Who, or what is to blame for the continual drop in our profits? Is it we farmers, the processor packers, or the supermarkets? I am told that Scotland has the largest density of supermarkets in the world, per head of population.

Is that driven by their race to the bottom, in order to continually increase their footfall? Is it the processor packer who continually tells us how challenging he finds the market place, yet all seem to regularly publish accounts with mouth watering profits?

Why should we whinging farmers be expected to be grateful for where we live, the environment in which we work, the enjoyment in what we do, but live without profits for security and investment? Many would question that, even more so if you are milking cows, and then pouring the milk back into the slurry tank!

Oh, for the return of the milk boards! It reminded me of the story my mother used to tell us about putting the churns of milk on the train at Balloch Station, in Dunbartonshire, to go to Glasgow, and in the spring it would be returned with some feeble excuse and had to be fed to the pigs! That was pre-1933, before the milk boards were formed, after which your milk was always lifted, you never had to send an invoice and the cheque never bounced. Many milk producers will wish they were in that position today.

Unfortunately, Maggie Thatcher put an end to that great farming marketing organisation. Look at the situation today, with many producers being paid less than they were 25 years ago and some not being paid at all.

How would the boards have handled the current disruption, compounded by the spring flush? Milk would have been diverted to Galloway creamery at Stranraer and made into either butter or cheese, with the skim dried into powder and sold into other markets during the rest of the year.

There might have been a slight dip in producer prices as all the milk was pooled, meaning every dairy farmer got the same price for their milk. Today’s shambles mean that some producers are getting zero for some, while others are getting 30-plus ppl.

What is the answer? I ran out of space to touch on it five weeks ago, because the milk surplus was erupting before the market distortion.
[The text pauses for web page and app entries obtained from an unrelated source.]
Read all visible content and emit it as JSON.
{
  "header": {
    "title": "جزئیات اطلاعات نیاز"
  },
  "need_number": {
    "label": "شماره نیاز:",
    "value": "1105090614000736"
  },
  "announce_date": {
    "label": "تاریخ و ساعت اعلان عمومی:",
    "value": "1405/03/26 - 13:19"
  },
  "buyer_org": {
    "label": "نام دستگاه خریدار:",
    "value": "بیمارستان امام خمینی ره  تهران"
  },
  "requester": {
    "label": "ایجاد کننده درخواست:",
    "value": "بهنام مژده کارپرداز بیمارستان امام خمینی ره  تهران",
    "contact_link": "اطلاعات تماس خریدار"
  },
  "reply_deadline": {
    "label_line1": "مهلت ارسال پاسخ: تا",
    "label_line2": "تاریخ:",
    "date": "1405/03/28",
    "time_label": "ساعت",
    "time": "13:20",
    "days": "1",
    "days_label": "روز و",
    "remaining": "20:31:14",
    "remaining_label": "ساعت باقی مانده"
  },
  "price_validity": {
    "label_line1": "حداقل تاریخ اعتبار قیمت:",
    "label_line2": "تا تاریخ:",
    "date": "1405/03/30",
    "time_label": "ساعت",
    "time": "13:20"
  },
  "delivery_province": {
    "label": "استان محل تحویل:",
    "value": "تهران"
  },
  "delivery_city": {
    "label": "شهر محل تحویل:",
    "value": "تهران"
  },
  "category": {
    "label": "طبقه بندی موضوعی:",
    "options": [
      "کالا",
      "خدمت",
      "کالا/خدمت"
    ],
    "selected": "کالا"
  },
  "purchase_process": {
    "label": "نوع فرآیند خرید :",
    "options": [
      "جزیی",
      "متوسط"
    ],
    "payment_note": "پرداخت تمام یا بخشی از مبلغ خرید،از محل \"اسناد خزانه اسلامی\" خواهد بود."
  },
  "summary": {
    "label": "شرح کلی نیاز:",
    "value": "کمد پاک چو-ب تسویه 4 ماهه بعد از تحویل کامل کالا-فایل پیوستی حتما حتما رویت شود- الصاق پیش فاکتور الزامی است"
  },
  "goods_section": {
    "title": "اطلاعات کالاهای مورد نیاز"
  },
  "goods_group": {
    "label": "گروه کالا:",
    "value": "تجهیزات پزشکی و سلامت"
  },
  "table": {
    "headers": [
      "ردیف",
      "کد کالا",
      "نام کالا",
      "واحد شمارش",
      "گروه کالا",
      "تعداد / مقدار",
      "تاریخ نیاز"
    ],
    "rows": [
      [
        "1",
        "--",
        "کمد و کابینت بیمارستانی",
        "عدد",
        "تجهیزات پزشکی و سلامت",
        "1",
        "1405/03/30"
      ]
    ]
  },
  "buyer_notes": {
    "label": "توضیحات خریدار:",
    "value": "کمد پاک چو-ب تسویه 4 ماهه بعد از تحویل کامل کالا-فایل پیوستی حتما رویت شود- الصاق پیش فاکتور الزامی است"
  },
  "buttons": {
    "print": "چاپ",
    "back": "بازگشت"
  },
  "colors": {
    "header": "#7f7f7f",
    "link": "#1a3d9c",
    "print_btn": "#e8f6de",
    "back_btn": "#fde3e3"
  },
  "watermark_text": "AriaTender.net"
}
There is only one answer and that is to produce 10% less!

I had a large part to play in it when, way back in 1984, when milk quotas were introduced, that we all dropped production. Within two weeks of a 9% drop being introduced, BOCM Gold Label cake dropped £60 per tonne and within three months the price had risen by 5ppl – that was when interest rates were 20%!

Talking about changes in farming, as I sit looking out at a 32-acre silage field reminded me of one of the biggest changes for us. Half a century ago it would have taken me a week, at least, with my 1000-gallon slurry tanker, to cover it. Six weeks ago, our slurry contractor did it in three hours with an umbilical pipe, at 2500 gallons per acre.
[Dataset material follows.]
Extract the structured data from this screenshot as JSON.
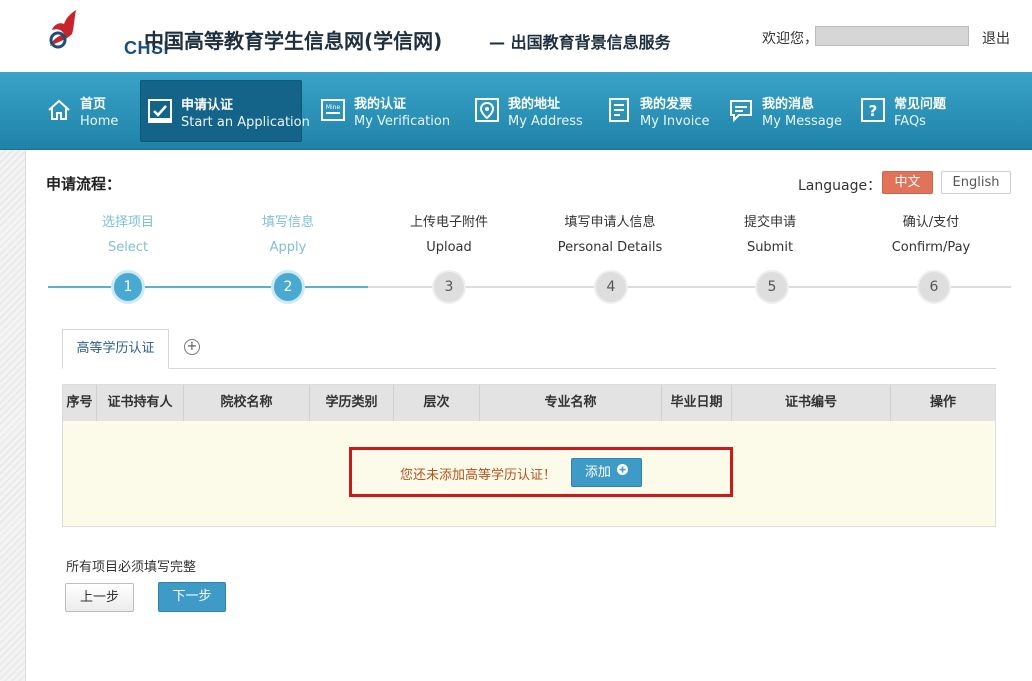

On the weather, if we do not have rain before Friday (May 1), this will be the first month since July, 1976, that we have had a full month that I have recorded zero rainfall. A couple of arable friends in the east are getting concerned about their spring grain, drilled several weeks ago and desperately in need of a drink. Their winter grain was almost drowned out and it looks as if some spring grain could be drought stricken. That does not bode well for a good harvest.

Turning to politics, I have to admit I was a lukewarm supporter of Donald Trump, because of the money he pumped into Scotland, but he's now 'out of favour' with me because of his performance at his daily press reviews on TV. Love her or hate her, our Nicola Sturgeon, of all the world leaders I have watch on TV has excelled beyond them all. I think she has been a credit to our country in how she has handled her task.